A Tribe Called Us

Feb 22, 2017 at 11:47 am
laid-off workers

I got a call recently about a memorial wake for a fellow industry worker who had died unexpectedly while working at a city he’d moved to out west. The man who died wasn’t elderly, but he had been feeling poorly in the weeks leading up to his death. He didn’t seek medical help because he didn’t have health insurance.

As many of you know, I’m on the board of APRON, Inc., a local, nonprofit 5013c charity. The mission of APRON is to provide temporary, limited financial relief to professional food and beverage industry workers in the Louisville Metro area who work at locally-owned establishments and are experiencing financial distress due to illness, injury or other issues.

When I got the call, at first I misunderstood and thought the family needed help with funeral expenses (not something we’re normally able to assist with), but I quickly came to realize the family wanted to direct memorial funds toward APRON — even though the deceased had never availed himself of our services.

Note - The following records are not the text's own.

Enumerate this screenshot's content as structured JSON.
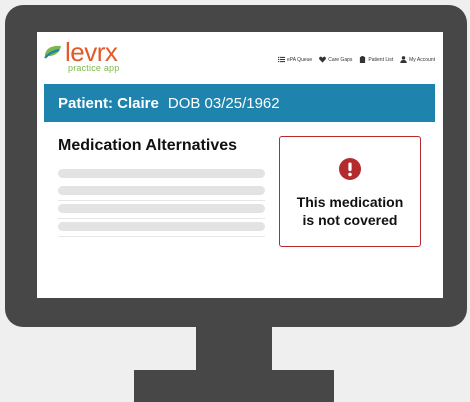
{
  "app": {
    "logo_text": "levrx",
    "logo_subtitle": "practice app"
  },
  "nav": {
    "items": [
      {
        "label": "ePA Queue",
        "icon": "list-icon"
      },
      {
        "label": "Care Gaps",
        "icon": "heart-icon"
      },
      {
        "label": "Patient List",
        "icon": "clipboard-icon"
      },
      {
        "label": "My Account",
        "icon": "user-icon"
      }
    ]
  },
  "patient": {
    "name_label": "Patient: Claire",
    "dob_label": "DOB 03/25/1962"
  },
  "main": {
    "section_title": "Medication Alternatives"
  },
  "alert": {
    "icon": "exclamation-circle-icon",
    "line1": "This medication",
    "line2": "is not covered"
  },
  "colors": {
    "brand_orange": "#e15a2a",
    "brand_green": "#7db94a",
    "patient_bar": "#1f84ad",
    "alert_red": "#b42b2d",
    "monitor": "#474747"
  }
}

His family had heard about APRON and decided they’d like to help spread the word about our mission in the metro area.

My husband-to-be had instantly agreed to attend the wake at a popular downtown restaurant with me when we first heard about it, but unfortunately he was sidelined by a stomach bug, so I set out on my own. I figured — even though I’d never met the guy who’d passed away — I’d know many of the memorial attendees through industry networking, so I wouldn’t be lonely or feel awkward.

Well, I didn’t feel lonely or awkward. I arrived before most of the guests had filtered in from the memorial service. There was a private room set up with a silent charity auction. I shook hands with the ladies who set up the room, introduced myself and let them know I was there to answer any questions about APRON. Rather than staking out a table in the room, I wandered down the hallway to what was obviously the servers’ area, where they kept their coats, backpacks and purses. Sat down, carved myself out a little space on a table. Servers came and went, retrieving their phones and replacing their cigarette packs. Nobody looked askance at me. I firmly believe they could tell I was a member of the restaurant tribe.

You see, we can pick each other out of a crowd. I can usually tell someone’s a cook or server, even if she is simply walking down the sidewalk. It’s a certain way of carrying oneself. So, even though, as it turns out, I knew only one person personally in a group of over 100 people, I felt at home.

Cooks and servers came and went, viewing the photo collages of the deceased that his family and friends had set up. They stood chatting, cocktails or soft drinks in hand, hipshot, due to the heavy pots and trays they carry all shift each work day. Earnest line-cooks in their slicked-back hair and rarely-worn suits, feet placed like Clydesdales as they walk because they don’t trust the slick soles of their fancy shoes. Ties obviously stored pre-knotted on a hanger. Hanger-marks on the shoulders of their sport jackets. They wore dress clothes and shoes, pulled out of the closet only for weddings and funerals.

And yet I was comfortable. I gave and received a dozen hugs. The parents of the deceased were lovely and interested in APRON to a degree I found astonishing, and they spoke to me about it at length. A family member who owns a restaurant in another city was very excited about the possibility of starting a version of APRON in his metro area, and asked for my help.

I poked my head in the kitchen and asked the dishwasher if I would be OK to get back in if I went outside to make a phone call. He casually said, “Yeah, just do a soft close and you’ll be OK.” A soft close is going out the back door and letting the door just go to the frame without latching. Sometimes if there’s a really strong closer installed on the door you have to put a Sharpie between the door and frame, or a kitchen towel at the bottom corner. Every restaurant employee knows this trick, and he knew I’d know what he meant.

We see each other even when we don’t know each other yet. We are our own tribe. •

Marsha Lynch has worked at many Louisville independent restaurants including Limestone, Jack Fry’s, Jarfi’s, L&N Wine Bar and Bistro, Café Lou Lou, Marketplace @ Theater Square, Fontleroy’s and Harvest.